December 5, 1960
Dieter Roth is awarded the William and Noma Copley Foundation Award for his artist books.
He’s credited as the inventor of this genre, where the book isn’t meant to be read in the way we might read a paperback novel, but to be appreciated as a work of art. For Roth, books don’t need to have text. They don’t need to have bindings or pages either.
Humor and wordplay are a staple of his work. He gleefully titles one book Schiesse (Shit). What author does this? A favorite pun is the proximity of his last name to the term “rot,” and he frequently works with food to emphasize this connection. Another book contains no pages per se, but labeled envelopes, inside of which are bits of vanilla pudding and mutton.

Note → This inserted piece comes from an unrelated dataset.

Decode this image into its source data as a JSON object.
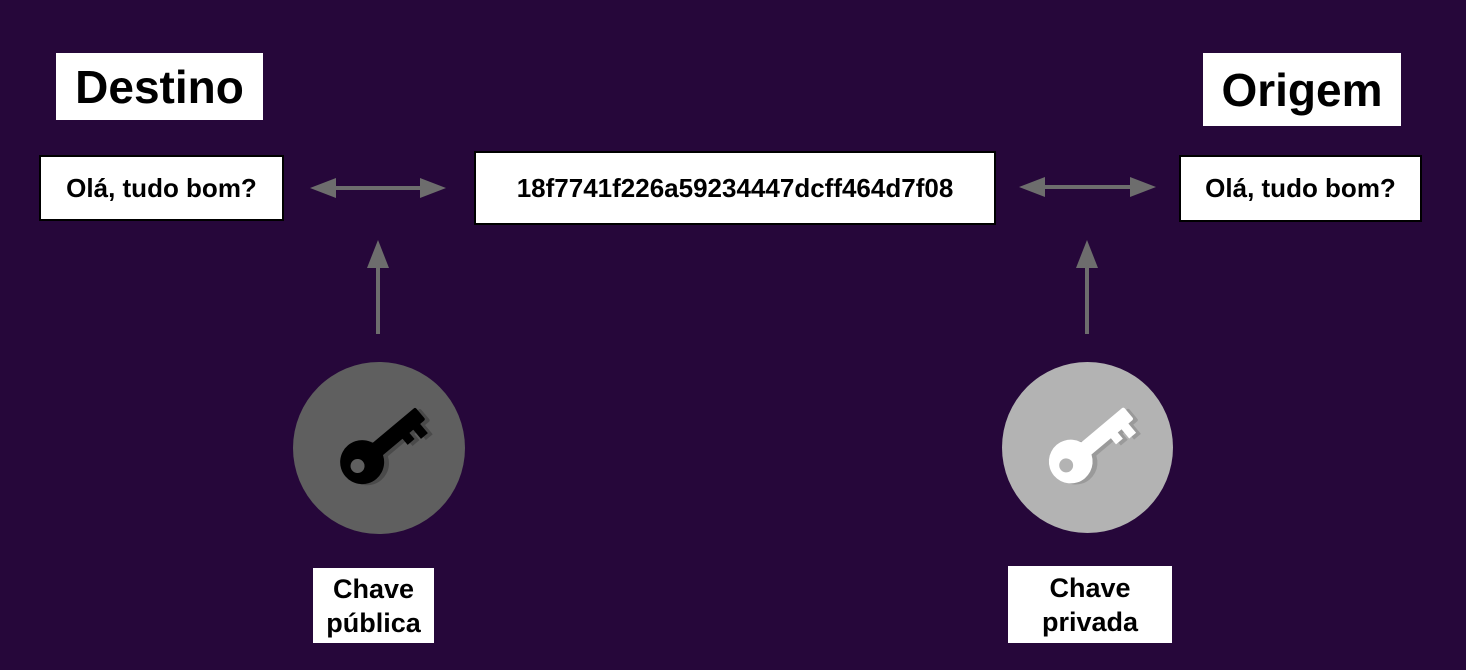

In the work above, Roth grinds up real pages of a book called Halbzeit by Martin Walser, then adds gelatin, lard and spices and puts the meaty mess in a casing. Voila! A book sausage, or a Literaturwurst.
Needless to say, his works are either a dream or a nightmare for art conservators. I went to a show at MoMA several years ago and the sweet smell of chocolate was surprisingly prevalent in the gallery, even 50 years after the creation of the works. There were stained and rotted sausages and cheeses, but thankfully I couldn’t smell those. Other exhibitions aren’t so sweet: there are stories of museum guards having to stand outside the gallery because of the putrid smell of rotting food.
I love this guy!